> [Aim of the exercise]
The full set of lines below has to be written out again exactly.

> [Data under study]
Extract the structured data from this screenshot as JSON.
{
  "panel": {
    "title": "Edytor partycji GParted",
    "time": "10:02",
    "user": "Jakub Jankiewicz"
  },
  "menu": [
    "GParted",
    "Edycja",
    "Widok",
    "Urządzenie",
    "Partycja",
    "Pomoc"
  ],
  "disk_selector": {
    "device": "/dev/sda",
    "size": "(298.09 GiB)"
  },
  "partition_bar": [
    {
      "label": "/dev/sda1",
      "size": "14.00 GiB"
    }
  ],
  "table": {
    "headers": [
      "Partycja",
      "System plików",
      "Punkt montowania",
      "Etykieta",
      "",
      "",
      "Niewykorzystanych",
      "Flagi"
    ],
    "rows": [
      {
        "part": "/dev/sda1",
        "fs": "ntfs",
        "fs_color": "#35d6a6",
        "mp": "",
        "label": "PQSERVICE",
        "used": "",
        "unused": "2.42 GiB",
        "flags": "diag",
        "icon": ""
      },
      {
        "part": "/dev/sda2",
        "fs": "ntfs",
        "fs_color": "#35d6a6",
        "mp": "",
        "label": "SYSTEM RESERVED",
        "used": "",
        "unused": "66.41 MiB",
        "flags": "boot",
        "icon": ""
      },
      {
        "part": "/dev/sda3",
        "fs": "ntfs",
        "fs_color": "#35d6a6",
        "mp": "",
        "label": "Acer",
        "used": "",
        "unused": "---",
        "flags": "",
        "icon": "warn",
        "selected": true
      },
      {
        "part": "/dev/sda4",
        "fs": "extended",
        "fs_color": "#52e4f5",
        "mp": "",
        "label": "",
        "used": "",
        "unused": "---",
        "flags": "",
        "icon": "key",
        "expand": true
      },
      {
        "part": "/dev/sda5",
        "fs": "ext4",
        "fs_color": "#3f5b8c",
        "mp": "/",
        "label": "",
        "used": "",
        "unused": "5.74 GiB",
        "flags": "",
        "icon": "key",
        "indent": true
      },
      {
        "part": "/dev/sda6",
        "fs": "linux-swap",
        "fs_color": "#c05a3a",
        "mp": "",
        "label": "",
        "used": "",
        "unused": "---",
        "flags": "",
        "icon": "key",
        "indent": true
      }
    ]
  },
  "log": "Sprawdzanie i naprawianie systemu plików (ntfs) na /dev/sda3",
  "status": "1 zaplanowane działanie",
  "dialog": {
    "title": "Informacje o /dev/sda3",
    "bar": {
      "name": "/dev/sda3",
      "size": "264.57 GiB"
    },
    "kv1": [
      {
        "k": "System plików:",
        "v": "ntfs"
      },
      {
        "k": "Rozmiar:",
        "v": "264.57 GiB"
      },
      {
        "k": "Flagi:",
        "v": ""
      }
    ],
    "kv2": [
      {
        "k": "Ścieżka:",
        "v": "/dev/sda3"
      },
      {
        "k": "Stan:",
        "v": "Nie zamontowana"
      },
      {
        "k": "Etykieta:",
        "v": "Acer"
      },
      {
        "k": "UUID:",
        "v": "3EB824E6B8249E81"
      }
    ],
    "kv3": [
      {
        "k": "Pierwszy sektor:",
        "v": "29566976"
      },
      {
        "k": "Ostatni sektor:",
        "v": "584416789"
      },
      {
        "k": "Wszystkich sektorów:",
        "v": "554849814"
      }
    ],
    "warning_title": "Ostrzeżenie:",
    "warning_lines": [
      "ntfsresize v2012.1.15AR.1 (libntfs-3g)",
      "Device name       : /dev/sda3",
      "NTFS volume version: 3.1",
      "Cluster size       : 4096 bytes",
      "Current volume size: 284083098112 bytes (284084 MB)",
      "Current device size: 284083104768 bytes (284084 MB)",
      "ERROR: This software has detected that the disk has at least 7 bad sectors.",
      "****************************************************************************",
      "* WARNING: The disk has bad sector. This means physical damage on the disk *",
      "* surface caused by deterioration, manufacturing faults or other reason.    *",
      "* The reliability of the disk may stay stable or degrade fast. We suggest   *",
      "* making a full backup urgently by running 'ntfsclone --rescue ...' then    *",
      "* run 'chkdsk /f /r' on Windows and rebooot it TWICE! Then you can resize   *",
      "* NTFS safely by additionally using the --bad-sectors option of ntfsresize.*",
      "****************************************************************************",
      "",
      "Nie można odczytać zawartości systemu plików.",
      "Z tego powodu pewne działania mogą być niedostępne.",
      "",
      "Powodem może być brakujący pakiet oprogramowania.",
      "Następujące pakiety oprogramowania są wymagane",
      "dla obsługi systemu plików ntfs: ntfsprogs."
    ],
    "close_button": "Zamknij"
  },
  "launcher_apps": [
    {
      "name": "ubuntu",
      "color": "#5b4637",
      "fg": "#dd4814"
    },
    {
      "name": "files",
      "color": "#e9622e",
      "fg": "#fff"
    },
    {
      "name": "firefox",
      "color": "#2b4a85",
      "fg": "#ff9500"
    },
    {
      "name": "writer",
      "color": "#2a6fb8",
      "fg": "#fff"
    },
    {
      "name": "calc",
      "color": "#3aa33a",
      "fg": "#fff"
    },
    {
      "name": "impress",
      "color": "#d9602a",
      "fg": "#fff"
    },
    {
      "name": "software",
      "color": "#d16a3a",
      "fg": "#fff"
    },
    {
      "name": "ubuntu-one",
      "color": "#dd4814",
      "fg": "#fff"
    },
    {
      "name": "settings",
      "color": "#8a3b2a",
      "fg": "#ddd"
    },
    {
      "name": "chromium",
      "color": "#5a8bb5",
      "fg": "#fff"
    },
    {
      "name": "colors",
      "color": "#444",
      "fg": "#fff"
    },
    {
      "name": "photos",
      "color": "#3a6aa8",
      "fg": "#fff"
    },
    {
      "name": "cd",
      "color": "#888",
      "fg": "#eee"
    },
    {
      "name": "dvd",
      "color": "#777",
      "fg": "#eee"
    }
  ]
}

> [Solution to the exercise]
Extract the structured data from this screenshot as JSON.
{
  "panel": {
    "title": "Edytor partycji GParted",
    "time": "10:02",
    "user": "Jakub Jankiewicz"
  },
  "menu": [
    "GParted",
    "Edycja",
    "Widok",
    "Urządzenie",
    "Partycja",
    "Pomoc"
  ],
  "disk_selector": {
    "device": "/dev/sda",
    "size": "(298.09 GiB)"
  },
  "partition_bar": [
    {
      "label": "/dev/sda1",
      "size": "14.00 GiB"
    }
  ],
  "table": {
    "headers": [
      "Partycja",
      "System plików",
      "Punkt montowania",
      "Etykieta",
      "",
      "",
      "Niewykorzystanych",
      "Flagi"
    ],
    "rows": [
      {
        "part": "/dev/sda1",
        "fs": "ntfs",
        "fs_color": "#35d6a6",
        "mp": "",
        "label": "PQSERVICE",
        "used": "",
        "unused": "2.42 GiB",
        "flags": "diag",
        "icon": ""
      },
      {
        "part": "/dev/sda2",
        "fs": "ntfs",
        "fs_color": "#35d6a6",
        "mp": "",
        "label": "SYSTEM RESERVED",
        "used": "",
        "unused": "66.41 MiB",
        "flags": "boot",
        "icon": ""
      },
      {
        "part": "/dev/sda3",
        "fs": "ntfs",
        "fs_color": "#35d6a6",
        "mp": "",
        "label": "Acer",
        "used": "",
        "unused": "---",
        "flags": "",
        "icon": "warn",
        "selected": true
      },
      {
        "part": "/dev/sda4",
        "fs": "extended",
        "fs_color": "#52e4f5",
        "mp": "",
        "label": "",
        "used": "",
        "unused": "---",
        "flags": "",
        "icon": "key",
        "expand": true
      },
      {
        "part": "/dev/sda5",
        "fs": "ext4",
        "fs_color": "#3f5b8c",
        "mp": "/",
        "label": "",
        "used": "",
        "unused": "5.74 GiB",
        "flags": "",
        "icon": "key",
        "indent": true
      },
      {
        "part": "/dev/sda6",
        "fs": "linux-swap",
        "fs_color": "#c05a3a",
        "mp": "",
        "label": "",
        "used": "",
        "unused": "---",
        "flags": "",
        "icon": "key",
        "indent": true
      }
    ]
  },
  "log": "Sprawdzanie i naprawianie systemu plików (ntfs) na /dev/sda3",
  "status": "1 zaplanowane działanie",
  "dialog": {
    "title": "Informacje o /dev/sda3",
    "bar": {
      "name": "/dev/sda3",
      "size": "264.57 GiB"
    },
    "kv1": [
      {
        "k": "System plików:",
        "v": "ntfs"
      },
      {
        "k": "Rozmiar:",
        "v": "264.57 GiB"
      },
      {
        "k": "Flagi:",
        "v": ""
      }
    ],
    "kv2": [
      {
        "k": "Ścieżka:",
        "v": "/dev/sda3"
      },
      {
        "k": "Stan:",
        "v": "Nie zamontowana"
      },
      {
        "k": "Etykieta:",
        "v": "Acer"
      },
      {
        "k": "UUID:",
        "v": "3EB824E6B8249E81"
      }
    ],
    "kv3": [
      {
        "k": "Pierwszy sektor:",
        "v": "29566976"
      },
      {
        "k": "Ostatni sektor:",
        "v": "584416789"
      },
      {
        "k": "Wszystkich sektorów:",
        "v": "554849814"
      }
    ],
    "warning_title": "Ostrzeżenie:",
    "warning_lines": [
      "ntfsresize v2012.1.15AR.1 (libntfs-3g)",
      "Device name       : /dev/sda3",
      "NTFS volume version: 3.1",
      "Cluster size       : 4096 bytes",
      "Current volume size: 284083098112 bytes (284084 MB)",
      "Current device size: 284083104768 bytes (284084 MB)",
      "ERROR: This software has detected that the disk has at least 7 bad sectors.",
      "****************************************************************************",
      "* WARNING: The disk has bad sector. This means physical damage on the disk *",
      "* surface caused by deterioration, manufacturing faults or other reason.    *",
      "* The reliability of the disk may stay stable or degrade fast. We suggest   *",
      "* making a full backup urgently by running 'ntfsclone --rescue ...' then    *",
      "* run 'chkdsk /f /r' on Windows and rebooot it TWICE! Then you can resize   *",
      "* NTFS safely by additionally using the --bad-sectors option of ntfsresize.*",
      "****************************************************************************",
      "",
      "Nie można odczytać zawartości systemu plików.",
      "Z tego powodu pewne działania mogą być niedostępne.",
      "",
      "Powodem może być brakujący pakiet oprogramowania.",
      "Następujące pakiety oprogramowania są wymagane",
      "dla obsługi systemu plików ntfs: ntfsprogs."
    ],
    "close_button": "Zamknij"
  },
  "launcher_apps": [
    {
      "name": "ubuntu",
      "color": "#5b4637",
      "fg": "#dd4814"
    },
    {
      "name": "files",
      "color": "#e9622e",
      "fg": "#fff"
    },
    {
      "name": "firefox",
      "color": "#2b4a85",
      "fg": "#ff9500"
    },
    {
      "name": "writer",
      "color": "#2a6fb8",
      "fg": "#fff"
    },
    {
      "name": "calc",
      "color": "#3aa33a",
      "fg": "#fff"
    },
    {
      "name": "impress",
      "color": "#d9602a",
      "fg": "#fff"
    },
    {
      "name": "software",
      "color": "#d16a3a",
      "fg": "#fff"
    },
    {
      "name": "ubuntu-one",
      "color": "#dd4814",
      "fg": "#fff"
    },
    {
      "name": "settings",
      "color": "#8a3b2a",
      "fg": "#ddd"
    },
    {
      "name": "chromium",
      "color": "#5a8bb5",
      "fg": "#fff"
    },
    {
      "name": "colors",
      "color": "#444",
      "fg": "#fff"
    },
    {
      "name": "photos",
      "color": "#3a6aa8",
      "fg": "#fff"
    },
    {
      "name": "cd",
      "color": "#888",
      "fg": "#eee"
    },
    {
      "name": "dvd",
      "color": "#777",
      "fg": "#eee"
    }
  ]
}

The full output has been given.